Entertainment Editor (UK)

Rory is an Entertainment Editor at Tom’s Guide based in the UK. He covers a wide range of topics but with a particular focus on gaming and streaming. When he’s not reviewing the latest games, searching for hidden gems on Netflix, or writing hot takes on new gaming hardware, TV shows and movies, he can be found attending music festivals and getting far too emotionally invested in his favorite football team. 

  • Arthur H. Bonney
    It’s actually nice to see someone who can admit when they were wrong about something. Too much arrogance everywhere. There’s nothing wrong when admitting you were wrong. It shows a strength so many people have lost or that many never had.
  • Finfsfan83
    They may have got lot viewers but in my opinion the episode 1 s2 was a flop it was like they were introducing ppl all over again and had no action or twist lucky for them im try get to all that stuff and ill come bk for episode 2
  • Ohx
    Even with the disastrous ending to Game of Thrones, it's still easy to slip back into Westeros while it's being handled competently. Martin is second to none in world building and his fantasy series has a depth to it nothing else has.

    His writing is fantastic stuff, and the one saving grace to the dumb ending of the main story arc is that we still haven't seen his version.

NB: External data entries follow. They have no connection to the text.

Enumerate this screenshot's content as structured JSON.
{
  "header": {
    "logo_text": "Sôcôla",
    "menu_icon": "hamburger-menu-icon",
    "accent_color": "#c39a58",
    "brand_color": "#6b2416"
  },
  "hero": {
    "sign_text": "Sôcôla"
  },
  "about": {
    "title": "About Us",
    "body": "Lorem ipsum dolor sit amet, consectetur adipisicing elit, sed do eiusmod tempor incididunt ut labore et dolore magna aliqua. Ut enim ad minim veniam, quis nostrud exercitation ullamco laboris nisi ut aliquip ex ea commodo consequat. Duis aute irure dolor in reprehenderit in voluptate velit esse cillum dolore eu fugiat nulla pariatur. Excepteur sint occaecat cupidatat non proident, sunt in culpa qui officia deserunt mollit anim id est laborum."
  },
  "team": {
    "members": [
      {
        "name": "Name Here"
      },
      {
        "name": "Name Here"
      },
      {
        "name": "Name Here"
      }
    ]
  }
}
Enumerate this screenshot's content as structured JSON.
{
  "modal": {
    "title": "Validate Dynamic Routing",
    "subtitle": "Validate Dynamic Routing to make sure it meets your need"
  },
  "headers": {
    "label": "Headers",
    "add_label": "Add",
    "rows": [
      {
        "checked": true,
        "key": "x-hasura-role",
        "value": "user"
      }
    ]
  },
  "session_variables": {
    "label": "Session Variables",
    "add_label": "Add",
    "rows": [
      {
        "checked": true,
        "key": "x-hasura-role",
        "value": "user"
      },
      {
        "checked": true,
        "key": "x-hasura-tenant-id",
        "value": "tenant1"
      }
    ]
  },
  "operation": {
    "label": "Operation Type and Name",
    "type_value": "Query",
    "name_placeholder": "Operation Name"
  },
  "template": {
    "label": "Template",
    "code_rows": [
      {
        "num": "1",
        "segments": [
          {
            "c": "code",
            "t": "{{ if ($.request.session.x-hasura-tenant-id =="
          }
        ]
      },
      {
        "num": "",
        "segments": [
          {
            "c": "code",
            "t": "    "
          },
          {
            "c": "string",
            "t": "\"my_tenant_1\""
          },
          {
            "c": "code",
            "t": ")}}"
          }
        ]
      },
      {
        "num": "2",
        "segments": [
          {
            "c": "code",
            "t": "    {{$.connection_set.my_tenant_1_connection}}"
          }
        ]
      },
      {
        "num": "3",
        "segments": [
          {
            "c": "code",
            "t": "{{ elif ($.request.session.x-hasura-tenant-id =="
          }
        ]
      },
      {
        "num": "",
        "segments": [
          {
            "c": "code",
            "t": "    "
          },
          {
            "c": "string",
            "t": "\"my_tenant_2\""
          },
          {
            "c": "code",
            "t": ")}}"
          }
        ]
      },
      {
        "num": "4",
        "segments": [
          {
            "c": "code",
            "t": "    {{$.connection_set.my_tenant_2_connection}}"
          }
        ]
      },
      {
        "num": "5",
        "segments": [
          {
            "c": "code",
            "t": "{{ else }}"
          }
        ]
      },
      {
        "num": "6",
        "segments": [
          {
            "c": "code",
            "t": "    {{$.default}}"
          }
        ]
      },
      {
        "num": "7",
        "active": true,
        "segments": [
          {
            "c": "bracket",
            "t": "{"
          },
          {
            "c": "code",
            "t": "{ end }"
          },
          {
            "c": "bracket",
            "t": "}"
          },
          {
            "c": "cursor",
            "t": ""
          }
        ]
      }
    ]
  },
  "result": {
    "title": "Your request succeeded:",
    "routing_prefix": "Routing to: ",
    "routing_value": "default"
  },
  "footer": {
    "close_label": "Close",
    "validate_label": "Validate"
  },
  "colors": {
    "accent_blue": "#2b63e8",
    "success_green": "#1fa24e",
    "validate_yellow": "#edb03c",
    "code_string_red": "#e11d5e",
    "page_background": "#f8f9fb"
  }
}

We may never at this point, but that slim hope of a better conclusion to the song of ice and fire can keep the whole thing afloat.